Hospitals have three basic obligations under EMTALA
No further EMTALA obligations exist if an appropriate medical screening examination identifies no emergency medical condition. No further EMTALA obligations exist if an identified emergency medical condition is stabilized. Additionally, the latest regulations now recognize that a patient with an emergency medical condition may be discharged with a plan to have subsequent treatment provided as an outpatient if such a plan is consistent with medical routine and does not jeopardize the patient’s health.
EMTALA governs how patients may be transferred from one hospital to another. Under the law, a patient is considered stable for transfer if the treating physician determines no material deterioration will occur during the movement between facilities and that the receiving facility has the capacity to manage the patient’s medical condition. EMTALA does not control the transfer of stable patients; however, patients with incompletely stabilized emergency medical conditions still may be transferred under EMTALA if one of two conditions exists, as follows:
Once a decision is made to transfer the individual, the following steps must be taken:
Under EMTALA, patient care during transport is the responsibility of the transferring physician/hospital, until the patient arrives at the receiving facility. The transferring physician is also responsible for the order to transfer and for the treatment orders to be followed during the transport. This may conflict with State statutes, which in some instances, allow only authorized medical direction physicians to give orders to EMS personnel. EMTALA does not reference the transport service and its medical director, leaving ultimate medical responsibility and its transition during transport open for interpretation.
The legislation poses several additional complexities for individual hospitals and for an integrated EMS system in which transfers can play a considerable role:

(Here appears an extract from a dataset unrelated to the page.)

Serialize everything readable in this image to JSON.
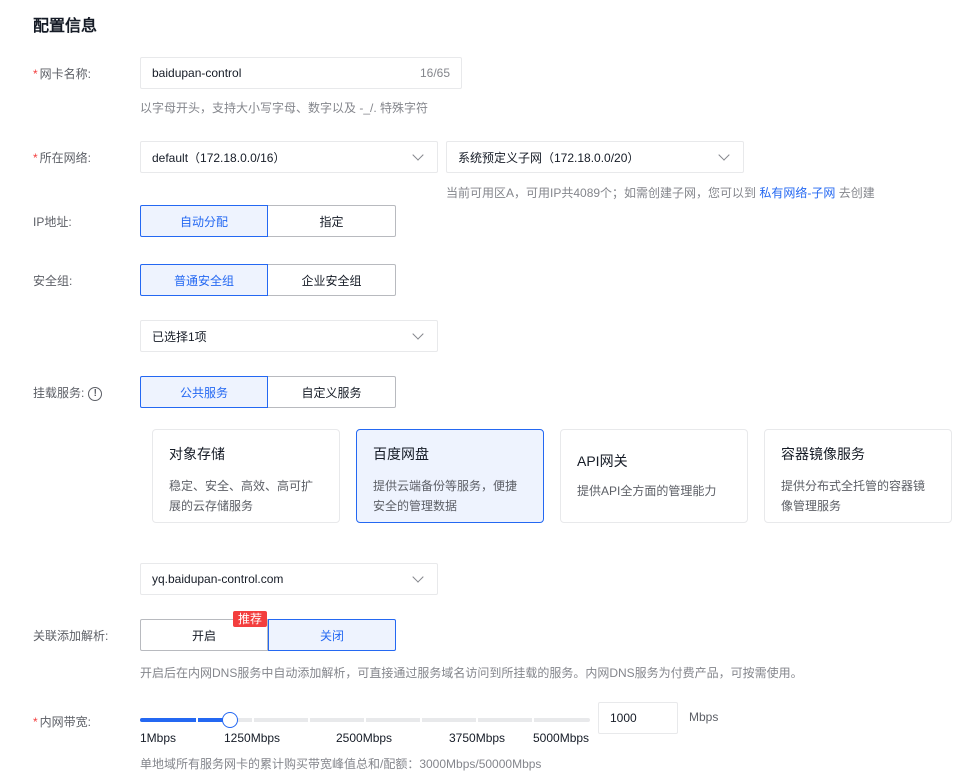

As the scope of EMTALA has widened in an effort to make the law more effective, existing weaknesses in the delivery of care have created new problems.
In the binding regulations published in 1994, the requirements for basic screening and stabilization pertained to patients anywhere on hospital property, including ambulances owned and operated by the hospital.
Since EMTALA was enacted, the national ED patient volume has increased and during the same time period, the number of hospital EDs has declined. As a result, fewer resources are available to meet an increasing legal obligation.
The discussion in the interpretive guidelines and case law obligated a hospital to accept an unstable patient if it has the capacity and has any equipment that the patient’s condition requires that the referring hospital lacks. This disproportionately expands the obligations of EDs with more sophisticated capabilities, and increases the obligations placed on on-call physicians. Although EMTALA obligates hospitals to have a roster of on-call physicians who can complete medical screening examinations and provide stabilization for the services the hospital offers to its community, many hospitals are not able to fill their on-call rosters.
A recent decision by a Federal appeals court concluded that a patient coming to the ED triggers EMTALA obligations not only when the patient is on hospital property, but also while traveling toward the hospital. So, even when the decision to divert ambulance patients is reasonable, the ED may still be liable for EMTALA violation.
As providers grapple with new burdens, they confront difficult challenges that are a logical consequence of those new responsibilities. The net impact of these changes has resulted in a decrease in the availability of the services that the law was intended to promote.